Which are the relevant suppliers?

Procurement has the difficult task of determining which suppliers are relevant to the innovation process. The problem is that only two to five per cent of all innovations lead to success. Consequently, it needs a sufficiently large number to provide input. At the same time, examining suggestions ties up capacities and runs up costs so the pool should not be too large.

...only two to five per cent of ideas generated lead to success...

Efficio recommends four steps for selecting suppliers:

  1. Classifying suppliers – how strategically important is the supplier and how large is their volume?
  2. Your own importance to the supplier – am I a key customer with relevant demand?
  3. Negotiating position – what is the balance of power in the partnership?
  4. Potential analysis – what value-added can the customer contribute? How high is the implementation cost?

Give the process a name

Once you have chosen the participants, they can be informed of this by a personalised email, a conversation, a supplier innovation day, your internet presence or social media – and ideally via several channels. Tip: give your innovation process a memorable name and slogan so it is recognisable. Perhaps you could also offer a competition? In this way, you will immediately make the project known.

It is important that you keep an eye on incentives for suppliers. According to a study by Europe's largest application-orientated research organisation, the Frauenhof Institut, entitled "Innovation Management through Procurement", the most important motives for supplier innovations are:

  • long-term commercial relationships
  • long-term supplier contracts
  • inclusion in the pool of suppliers
  • fair commercial relationships

Consolidate ideas

Make it easy for suppliers to submit their ideas using an online tool. The most popular platforms automatically pass on suggestions. Evidence indicates that every procurer should deal with ideas in their area themselves and make an initial review. This should take place according to uniform criteria. 

A potential checklist for screening suggestions

  • Has all the necessary information been obtained?
  • Is there a clear and recognisable value-added for the company?
  • Can it be implemented from a technical point of view?
  • Is implementation realistic?

The most important question that every member of staff must answer is: "Am I prepared to fight for this idea?" A clear "yes" is needed for the suggestion to reach the next level. 

A multi-stage evaluation process

Now begins the actual selection process which is made up of multiple stages depending on the size of the organisation. In a two-stage process, for example, the idea is first discussed and evaluated by a cross-functional team as regards the technical and commercial potential.

It is not until there is a positive result that a detailed investment budget is drawn up and submitted to the management for a decision.

It has been proven valuable to keep the supplier informed of the outcome at every stage. This is important feedback and shows that their innovation is being taken seriously. 

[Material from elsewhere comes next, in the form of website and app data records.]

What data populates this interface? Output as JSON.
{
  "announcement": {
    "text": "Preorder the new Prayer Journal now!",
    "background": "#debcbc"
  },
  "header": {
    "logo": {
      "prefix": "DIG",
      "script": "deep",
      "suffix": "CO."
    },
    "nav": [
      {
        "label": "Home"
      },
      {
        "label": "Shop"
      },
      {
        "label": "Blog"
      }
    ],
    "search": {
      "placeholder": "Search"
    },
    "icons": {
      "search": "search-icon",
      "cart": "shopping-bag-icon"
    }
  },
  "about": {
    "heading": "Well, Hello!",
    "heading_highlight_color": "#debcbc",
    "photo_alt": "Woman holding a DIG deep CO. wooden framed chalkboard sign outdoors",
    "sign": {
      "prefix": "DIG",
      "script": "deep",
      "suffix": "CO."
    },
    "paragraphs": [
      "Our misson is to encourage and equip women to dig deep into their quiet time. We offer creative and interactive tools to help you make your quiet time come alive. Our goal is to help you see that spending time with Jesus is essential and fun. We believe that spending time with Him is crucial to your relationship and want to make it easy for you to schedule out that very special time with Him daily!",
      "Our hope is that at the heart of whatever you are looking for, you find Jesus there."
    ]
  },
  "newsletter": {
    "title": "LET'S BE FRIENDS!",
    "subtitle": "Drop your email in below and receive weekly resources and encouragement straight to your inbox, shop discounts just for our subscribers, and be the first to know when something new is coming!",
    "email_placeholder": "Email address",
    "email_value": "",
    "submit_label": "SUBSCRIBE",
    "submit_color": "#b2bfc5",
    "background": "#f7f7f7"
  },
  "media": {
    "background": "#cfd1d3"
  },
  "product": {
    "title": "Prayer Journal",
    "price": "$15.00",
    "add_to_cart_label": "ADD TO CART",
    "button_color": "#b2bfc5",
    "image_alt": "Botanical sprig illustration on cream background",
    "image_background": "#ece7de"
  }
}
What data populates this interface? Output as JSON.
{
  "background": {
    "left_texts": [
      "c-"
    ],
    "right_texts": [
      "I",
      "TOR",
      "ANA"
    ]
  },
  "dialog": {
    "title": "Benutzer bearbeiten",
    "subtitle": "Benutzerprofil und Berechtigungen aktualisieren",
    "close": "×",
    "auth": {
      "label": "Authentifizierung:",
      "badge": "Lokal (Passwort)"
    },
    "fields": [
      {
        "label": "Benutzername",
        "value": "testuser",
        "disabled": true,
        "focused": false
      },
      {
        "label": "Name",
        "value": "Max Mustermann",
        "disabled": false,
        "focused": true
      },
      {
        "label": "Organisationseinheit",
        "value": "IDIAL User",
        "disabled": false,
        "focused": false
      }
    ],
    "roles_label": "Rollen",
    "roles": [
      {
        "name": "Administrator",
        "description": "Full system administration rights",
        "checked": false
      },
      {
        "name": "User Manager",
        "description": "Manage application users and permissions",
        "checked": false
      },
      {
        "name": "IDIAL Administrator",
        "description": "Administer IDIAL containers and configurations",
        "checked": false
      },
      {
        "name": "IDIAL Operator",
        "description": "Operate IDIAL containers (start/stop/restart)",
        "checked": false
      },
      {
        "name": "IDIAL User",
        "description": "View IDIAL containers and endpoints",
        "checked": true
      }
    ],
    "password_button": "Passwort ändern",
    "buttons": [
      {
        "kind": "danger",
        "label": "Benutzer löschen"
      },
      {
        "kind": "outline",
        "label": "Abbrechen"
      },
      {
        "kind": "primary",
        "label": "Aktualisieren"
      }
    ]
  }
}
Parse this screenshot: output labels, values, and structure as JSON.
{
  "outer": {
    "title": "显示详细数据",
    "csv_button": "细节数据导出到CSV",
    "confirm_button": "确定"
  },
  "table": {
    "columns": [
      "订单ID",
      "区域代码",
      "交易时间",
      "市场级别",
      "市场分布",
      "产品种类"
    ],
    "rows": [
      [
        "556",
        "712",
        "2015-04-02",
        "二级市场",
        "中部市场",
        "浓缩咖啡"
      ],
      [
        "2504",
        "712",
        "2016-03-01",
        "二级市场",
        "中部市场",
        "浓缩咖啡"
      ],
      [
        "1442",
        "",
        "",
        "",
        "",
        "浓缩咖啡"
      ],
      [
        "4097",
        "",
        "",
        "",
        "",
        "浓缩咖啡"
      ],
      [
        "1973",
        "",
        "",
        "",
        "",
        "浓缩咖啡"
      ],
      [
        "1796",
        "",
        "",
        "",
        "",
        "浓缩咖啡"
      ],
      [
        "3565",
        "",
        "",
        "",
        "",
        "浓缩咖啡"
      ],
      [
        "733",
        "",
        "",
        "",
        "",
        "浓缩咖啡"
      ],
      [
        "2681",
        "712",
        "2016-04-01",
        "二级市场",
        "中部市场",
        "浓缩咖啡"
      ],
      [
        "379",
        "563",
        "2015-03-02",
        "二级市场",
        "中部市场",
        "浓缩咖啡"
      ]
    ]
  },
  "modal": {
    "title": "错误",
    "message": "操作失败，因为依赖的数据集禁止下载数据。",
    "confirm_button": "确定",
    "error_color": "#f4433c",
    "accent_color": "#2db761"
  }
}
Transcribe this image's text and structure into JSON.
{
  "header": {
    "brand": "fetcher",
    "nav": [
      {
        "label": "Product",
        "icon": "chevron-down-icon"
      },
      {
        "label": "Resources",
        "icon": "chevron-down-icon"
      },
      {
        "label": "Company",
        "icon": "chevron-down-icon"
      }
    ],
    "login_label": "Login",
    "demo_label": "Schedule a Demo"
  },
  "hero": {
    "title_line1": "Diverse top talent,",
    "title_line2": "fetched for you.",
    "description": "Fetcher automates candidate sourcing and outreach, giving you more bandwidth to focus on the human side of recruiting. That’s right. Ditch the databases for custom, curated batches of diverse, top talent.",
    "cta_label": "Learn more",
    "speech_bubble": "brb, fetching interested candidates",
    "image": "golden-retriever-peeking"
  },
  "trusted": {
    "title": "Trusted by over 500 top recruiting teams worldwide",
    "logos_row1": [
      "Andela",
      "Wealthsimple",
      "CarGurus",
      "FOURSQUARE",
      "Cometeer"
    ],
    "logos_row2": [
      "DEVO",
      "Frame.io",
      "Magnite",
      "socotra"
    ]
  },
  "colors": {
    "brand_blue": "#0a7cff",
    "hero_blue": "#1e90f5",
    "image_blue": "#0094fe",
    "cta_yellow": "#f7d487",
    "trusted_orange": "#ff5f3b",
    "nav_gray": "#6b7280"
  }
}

Every idea submitted receives feedback within four to six weeks.

How large is the savings potential?

It is difficult to make reliable forecasts about this, but the potential is enormous. The advantages range from achieving a better product or service function through to a faster time-to-market and on to improved market entry and resource creation. Sometimes supplier innovations also simply lead to less pollution, less wear and tear or fewer disruptions. It is a kind of black box where the outcome is seen, and so it should be.

Strengthening procurement within the company

It is clear that an innovation process initiated by Procurement will strike a balance between procurement and technology. Frequently differing views are discussed and selected in good time with a joint evaluation team. That creates additional transparency for both sides and the opportunity to reconcile commercial and technological interests.

Recognising ancillary suppliers and staff

Moreover, strategically important customers are appreciated more as a result of participating in the process and so too are the staff taking part. If you follow an innovation from the start through to the implementation, you will have a sense of achievement. Another plus is that once the process is started, it can also be used for generating ideas internally.